There is also the Lifetime Skills Guarantee. Announced last September by the Government, this was trailed as potentially benefiting tens of thousands of adults with hundreds of fully funded training courses at Level 3 (A Level equivalent) from April 2021. These courses include several in logistics; one specifically in warehousing and storage.
Warehousing fits perfectly with this vision; as an industry we represent a vehicle for social mobility, able to recruit those without qualifications, train them for important roles and equip them to build a fulfilling and successful career.
Unfortunately, as the Government website points out, “not all qualifications are offered by all providers”. No details of live courses are available from the awarding organisation, Highfield Qualifications, and it appears that few, if any, training providers are actually delivering the Level 3 Diploma in Warehousing and Storage (RQF). This is a matter of some concern, and UKWA will be pushing hard to find out more on behalf of our members.
Ultimately, it is down to the sector to provide high quality sector-specific training.

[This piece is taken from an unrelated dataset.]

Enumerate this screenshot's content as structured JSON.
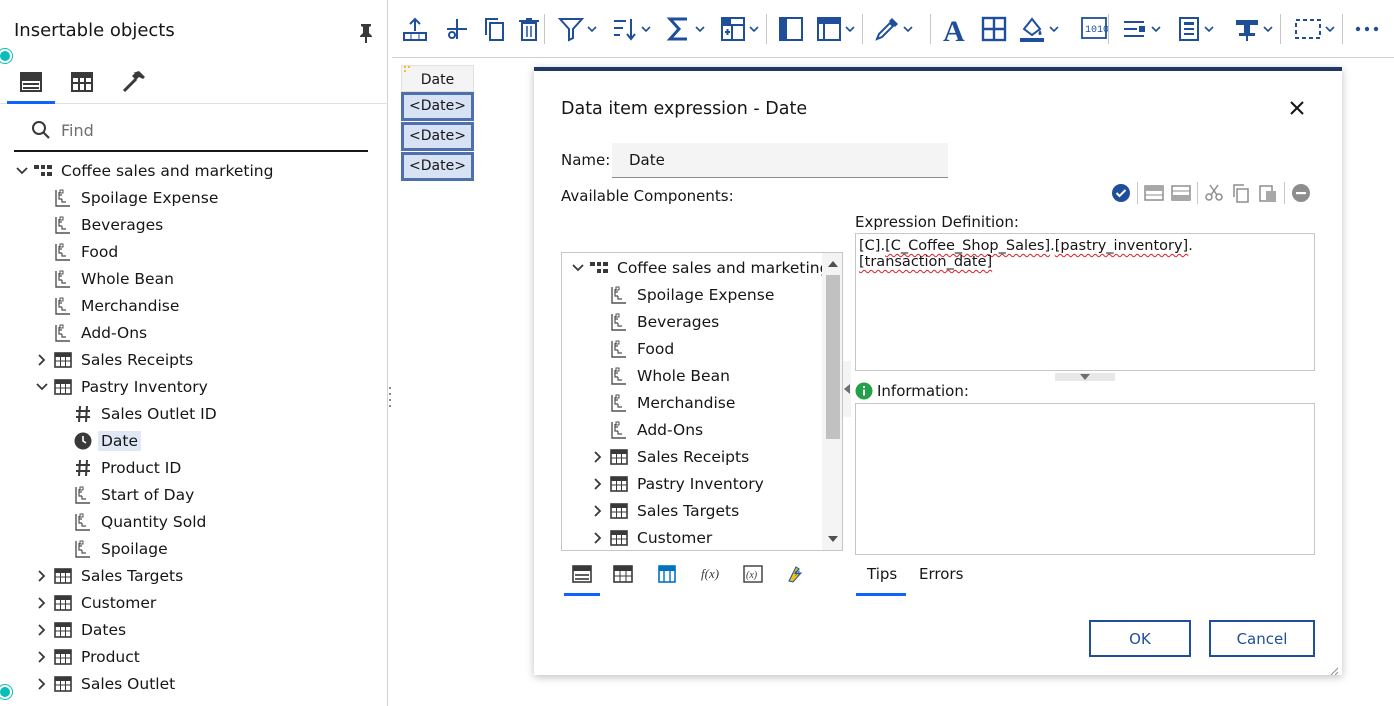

The benefits of learning and development are well documented. Not only does training provide the necessary technical skills to do the job, it improves productivity and performance.
Employees who have access to training and professional development increase in confidence, take ownership of their responsibilities and make more loyal workers who are less likely to leave your business – and, as we know, staff retention can be a challenge in our sector.
There is a strong, pent-up demand for training following the months of social distancing and home working during lockdown. Workers are ready to re-engage in their own development, and we need to capitalise on the newly-recognised status of logistics with world class training provision.
This is an issue at the top of our agenda at UKWA – we can and will do more to attract and nurture talent in the industry, so watch this space. New and improved training opportunities are coming soon!